:: Data records ::
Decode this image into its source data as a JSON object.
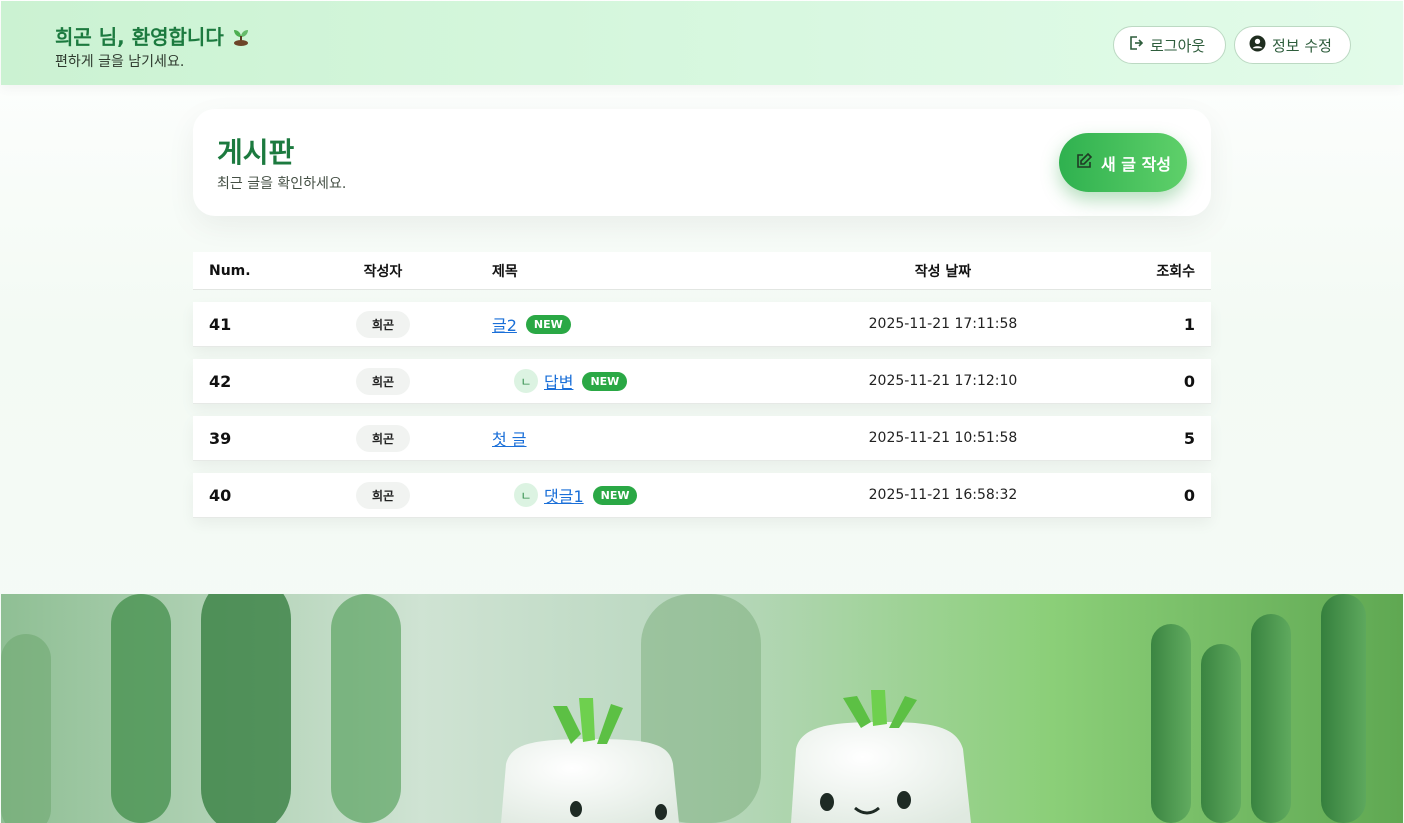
{
  "header": {
    "greeting": "희곤 님, 환영합니다",
    "subtitle": "편하게 글을 남기세요.",
    "logout_label": "로그아웃",
    "profile_label": "정보 수정"
  },
  "board": {
    "title": "게시판",
    "subtitle": "최근 글을 확인하세요.",
    "new_post_label": "새 글 작성"
  },
  "table": {
    "columns": [
      "Num.",
      "작성자",
      "제목",
      "작성 날짜",
      "조회수"
    ],
    "rows": [
      {
        "num": "41",
        "author": "희곤",
        "title": "글2",
        "is_reply": false,
        "new": "NEW",
        "date": "2025-11-21 17:11:58",
        "views": "1"
      },
      {
        "num": "42",
        "author": "희곤",
        "title": "답변",
        "is_reply": true,
        "reply_mark": "ㄴ",
        "new": "NEW",
        "date": "2025-11-21 17:12:10",
        "views": "0"
      },
      {
        "num": "39",
        "author": "희곤",
        "title": "첫 글",
        "is_reply": false,
        "new": "",
        "date": "2025-11-21 10:51:58",
        "views": "5"
      },
      {
        "num": "40",
        "author": "희곤",
        "title": "댓글1",
        "is_reply": true,
        "reply_mark": "ㄴ",
        "new": "NEW",
        "date": "2025-11-21 16:58:32",
        "views": "0"
      }
    ]
  },
  "colors": {
    "brand_green": "#1c7a3f",
    "accent_green": "#2fb14f",
    "link_blue": "#1a6fd8",
    "badge_green": "#2aa845"
  },
  "icons": {
    "sprout": "sprout-icon",
    "logout": "logout-icon",
    "profile": "user-circle-icon",
    "edit": "edit-icon",
    "reply": "reply-mark-icon"
  }
}
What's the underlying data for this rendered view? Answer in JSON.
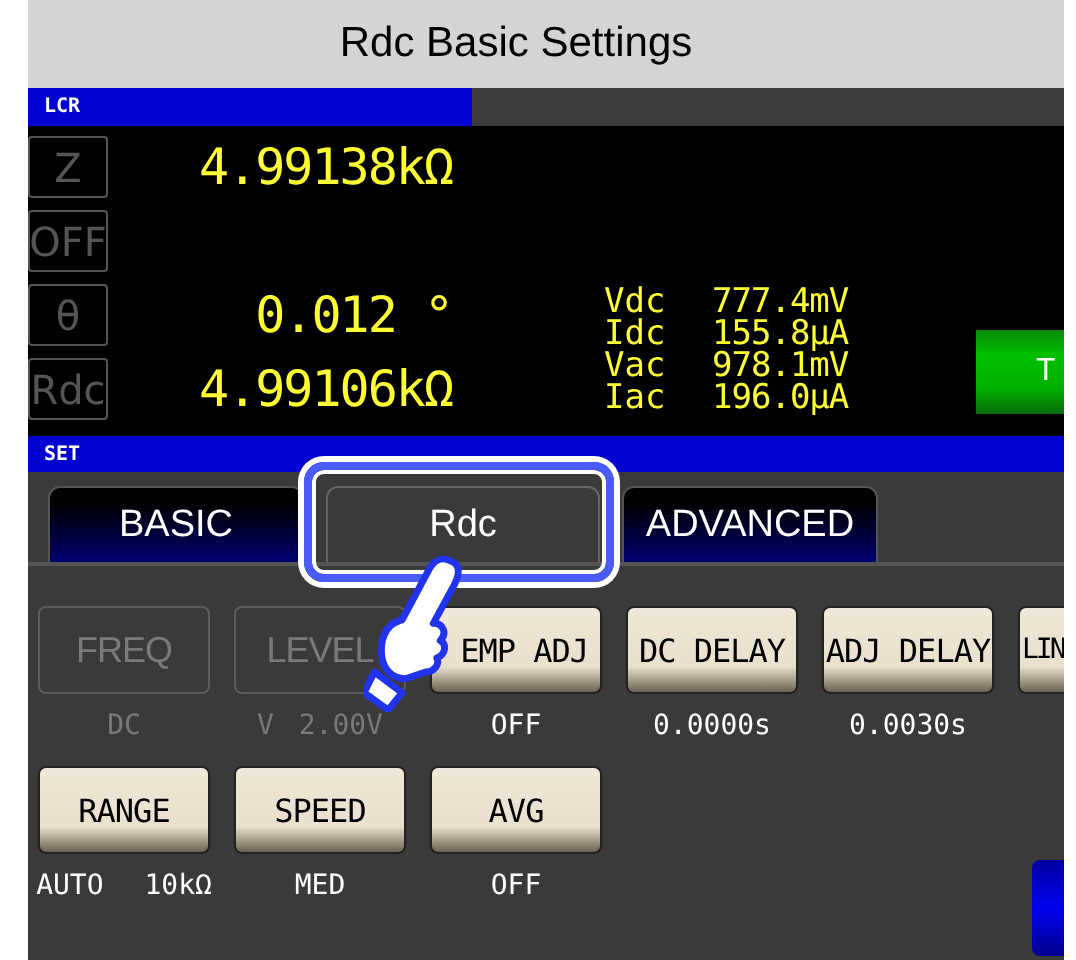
{
  "title": "Rdc Basic Settings",
  "lcr_header": {
    "label": "LCR"
  },
  "parameters": [
    {
      "label": "Z",
      "value": "4.99138kΩ"
    },
    {
      "label": "OFF"
    },
    {
      "label": "θ",
      "value": "0.012 °"
    },
    {
      "label": "Rdc",
      "value": "4.99106kΩ"
    }
  ],
  "monitor": [
    {
      "label": "Vdc",
      "value": "777.4mV"
    },
    {
      "label": "Idc",
      "value": "155.8μA"
    },
    {
      "label": "Vac",
      "value": "978.1mV"
    },
    {
      "label": "Iac",
      "value": "196.0μA"
    }
  ],
  "side_button": {
    "label": "T"
  },
  "set_header": {
    "label": "SET"
  },
  "tabs": [
    {
      "label": "BASIC",
      "selected": false
    },
    {
      "label": "Rdc",
      "selected": true
    },
    {
      "label": "ADVANCED",
      "selected": false
    }
  ],
  "settings_rows": [
    [
      {
        "label": "FREQ",
        "value": "DC",
        "disabled": true
      },
      {
        "label": "LEVEL",
        "value": "V 2.00V",
        "disabled": true
      },
      {
        "label": "EMP ADJ",
        "value": "OFF",
        "disabled": false
      },
      {
        "label": "DC DELAY",
        "value": "0.0000s",
        "disabled": false
      },
      {
        "label": "ADJ DELAY",
        "value": "0.0030s",
        "disabled": false
      },
      {
        "label": "LIN",
        "disabled": false
      }
    ],
    [
      {
        "label": "RANGE",
        "value": "AUTO 10kΩ",
        "disabled": false
      },
      {
        "label": "SPEED",
        "value": "MED",
        "disabled": false
      },
      {
        "label": "AVG",
        "value": "OFF",
        "disabled": false
      }
    ]
  ]
}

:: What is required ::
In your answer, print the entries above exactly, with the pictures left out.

:: Your solution ::
Decode this image into its source data as a JSON object.
{
  "header": {
    "greeting": "희곤 님, 환영합니다",
    "subtitle": "편하게 글을 남기세요.",
    "logout_label": "로그아웃",
    "profile_label": "정보 수정"
  },
  "board": {
    "title": "게시판",
    "subtitle": "최근 글을 확인하세요.",
    "new_post_label": "새 글 작성"
  },
  "table": {
    "columns": [
      "Num.",
      "작성자",
      "제목",
      "작성 날짜",
      "조회수"
    ],
    "rows": [
      {
        "num": "41",
        "author": "희곤",
        "title": "글2",
        "is_reply": false,
        "new": "NEW",
        "date": "2025-11-21 17:11:58",
        "views": "1"
      },
      {
        "num": "42",
        "author": "희곤",
        "title": "답변",
        "is_reply": true,
        "reply_mark": "ㄴ",
        "new": "NEW",
        "date": "2025-11-21 17:12:10",
        "views": "0"
      },
      {
        "num": "39",
        "author": "희곤",
        "title": "첫 글",
        "is_reply": false,
        "new": "",
        "date": "2025-11-21 10:51:58",
        "views": "5"
      },
      {
        "num": "40",
        "author": "희곤",
        "title": "댓글1",
        "is_reply": true,
        "reply_mark": "ㄴ",
        "new": "NEW",
        "date": "2025-11-21 16:58:32",
        "views": "0"
      }
    ]
  },
  "colors": {
    "brand_green": "#1c7a3f",
    "accent_green": "#2fb14f",
    "link_blue": "#1a6fd8",
    "badge_green": "#2aa845"
  },
  "icons": {
    "sprout": "sprout-icon",
    "logout": "logout-icon",
    "profile": "user-circle-icon",
    "edit": "edit-icon",
    "reply": "reply-mark-icon"
  }
}
What's the underlying data for this rendered view? Answer in JSON.
{
  "title": "Rdc Basic Settings",
  "lcr_header": {
    "label": "LCR"
  },
  "parameters": [
    {
      "label": "Z",
      "value": "4.99138kΩ"
    },
    {
      "label": "OFF"
    },
    {
      "label": "θ",
      "value": "0.012 °"
    },
    {
      "label": "Rdc",
      "value": "4.99106kΩ"
    }
  ],
  "monitor": [
    {
      "label": "Vdc",
      "value": "777.4mV"
    },
    {
      "label": "Idc",
      "value": "155.8μA"
    },
    {
      "label": "Vac",
      "value": "978.1mV"
    },
    {
      "label": "Iac",
      "value": "196.0μA"
    }
  ],
  "side_button": {
    "label": "T"
  },
  "set_header": {
    "label": "SET"
  },
  "tabs": [
    {
      "label": "BASIC",
      "selected": false
    },
    {
      "label": "Rdc",
      "selected": true
    },
    {
      "label": "ADVANCED",
      "selected": false
    }
  ],
  "settings_rows": [
    [
      {
        "label": "FREQ",
        "value": "DC",
        "disabled": true
      },
      {
        "label": "LEVEL",
        "value": "V 2.00V",
        "disabled": true
      },
      {
        "label": "EMP ADJ",
        "value": "OFF",
        "disabled": false
      },
      {
        "label": "DC DELAY",
        "value": "0.0000s",
        "disabled": false
      },
      {
        "label": "ADJ DELAY",
        "value": "0.0030s",
        "disabled": false
      },
      {
        "label": "LIN",
        "disabled": false
      }
    ],
    [
      {
        "label": "RANGE",
        "value": "AUTO 10kΩ",
        "disabled": false
      },
      {
        "label": "SPEED",
        "value": "MED",
        "disabled": false
      },
      {
        "label": "AVG",
        "value": "OFF",
        "disabled": false
      }
    ]
  ]
}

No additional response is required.